# [Your objective]
Give every entry again, unchanged, and leave its images out.

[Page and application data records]

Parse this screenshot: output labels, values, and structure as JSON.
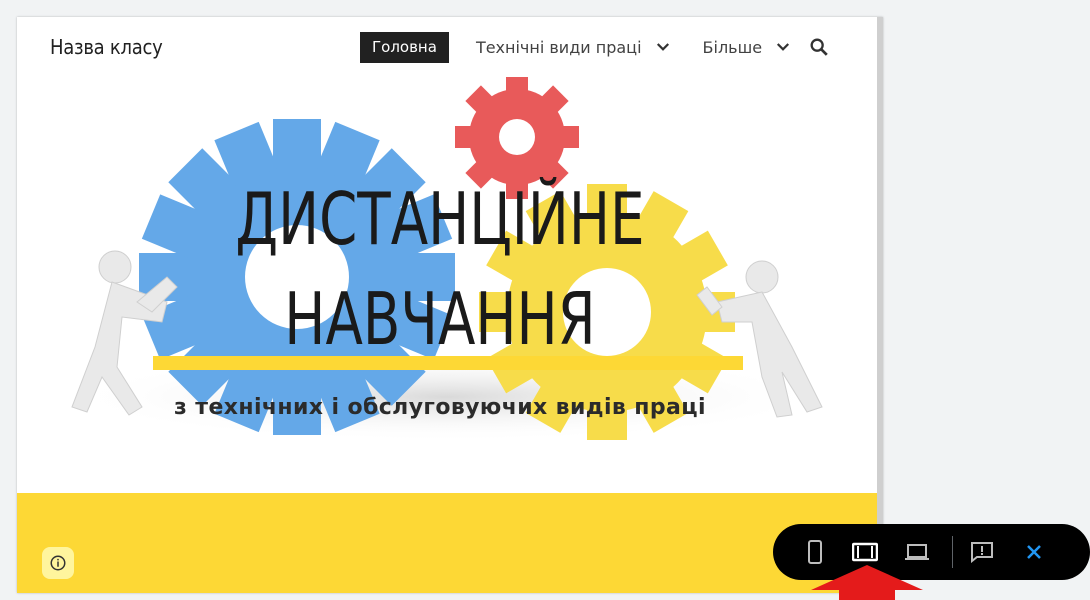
{
  "header": {
    "site_title": "Назва класу",
    "nav": [
      {
        "label": "Головна",
        "active": true
      },
      {
        "label": "Технічні види праці",
        "has_dropdown": true
      },
      {
        "label": "Більше",
        "has_dropdown": true
      }
    ],
    "search_icon": "search-icon"
  },
  "hero": {
    "title_line1": "ДИСТАНЦІЙНЕ",
    "title_line2": "НАВЧАННЯ",
    "subtitle": "з технічних і обслуговуючих видів праці",
    "accent_color": "#fdd835",
    "gear_colors": [
      "#64a8e8",
      "#ef5350",
      "#fdd835"
    ]
  },
  "footer": {
    "info_icon": "info-icon"
  },
  "preview_toolbar": {
    "buttons": [
      "phone-icon",
      "tablet-icon",
      "laptop-icon",
      "feedback-icon",
      "close-icon"
    ],
    "selected": "tablet-icon"
  }
}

# [Answer box]
Parse this screenshot: output labels, values, and structure as JSON.
{
  "header": {
    "site_title": "Назва класу",
    "nav": [
      {
        "label": "Головна",
        "active": true
      },
      {
        "label": "Технічні види праці",
        "has_dropdown": true
      },
      {
        "label": "Більше",
        "has_dropdown": true
      }
    ],
    "search_icon": "search-icon"
  },
  "hero": {
    "title_line1": "ДИСТАНЦІЙНЕ",
    "title_line2": "НАВЧАННЯ",
    "subtitle": "з технічних і обслуговуючих видів праці",
    "accent_color": "#fdd835",
    "gear_colors": [
      "#64a8e8",
      "#ef5350",
      "#fdd835"
    ]
  },
  "footer": {
    "info_icon": "info-icon"
  },
  "preview_toolbar": {
    "buttons": [
      "phone-icon",
      "tablet-icon",
      "laptop-icon",
      "feedback-icon",
      "close-icon"
    ],
    "selected": "tablet-icon"
  }
}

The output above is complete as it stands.